What is required — Reproduce the listing below character for character; drop every image.

Information —
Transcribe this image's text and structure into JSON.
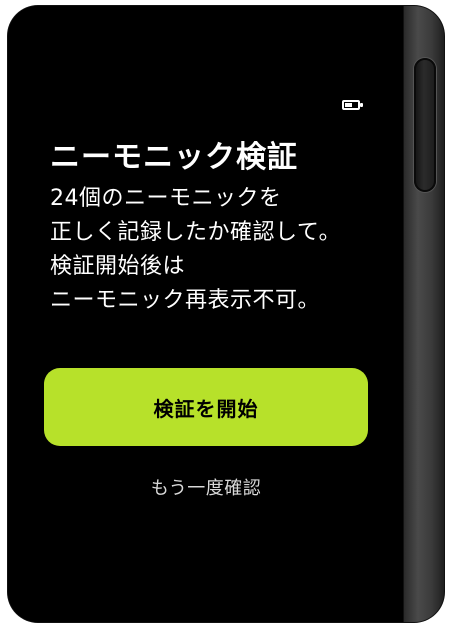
{
  "status": {
    "battery_icon": "battery-icon",
    "battery_level_percent": 60
  },
  "screen": {
    "title": "ニーモニック検証",
    "message_lines": [
      "24個のニーモニックを",
      "正しく記録したか確認して。",
      "検証開始後は",
      "ニーモニック再表示不可。"
    ]
  },
  "actions": {
    "primary_label": "検証を開始",
    "secondary_label": "もう一度確認"
  },
  "colors": {
    "accent": "#b7e12a",
    "background": "#000000",
    "text": "#ffffff"
  }
}
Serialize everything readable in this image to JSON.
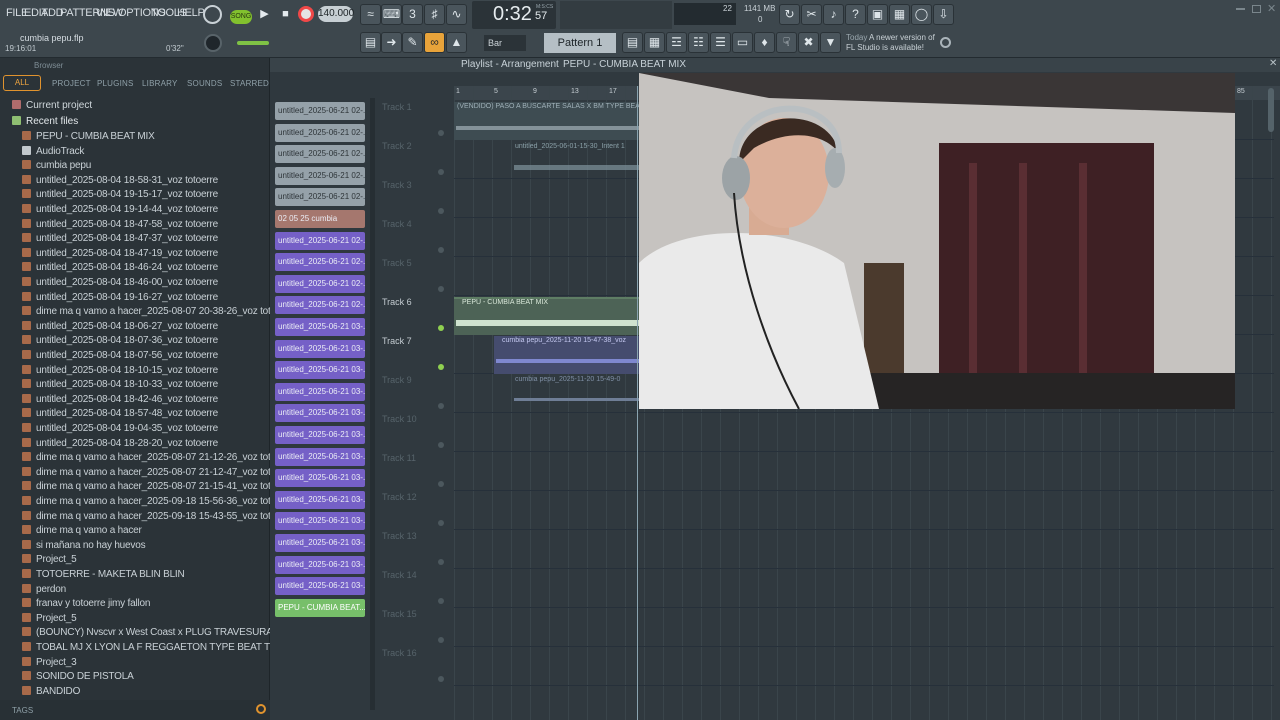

Result of the exercise —
Transcribe this image's text and structure into JSON.
{
  "status": {
    "battery_icon": "battery-icon",
    "battery_level_percent": 60
  },
  "screen": {
    "title": "ニーモニック検証",
    "message_lines": [
      "24個のニーモニックを",
      "正しく記録したか確認して。",
      "検証開始後は",
      "ニーモニック再表示不可。"
    ]
  },
  "actions": {
    "primary_label": "検証を開始",
    "secondary_label": "もう一度確認"
  },
  "colors": {
    "accent": "#b7e12a",
    "background": "#000000",
    "text": "#ffffff"
  }
}
Serialize everything readable in this image to JSON.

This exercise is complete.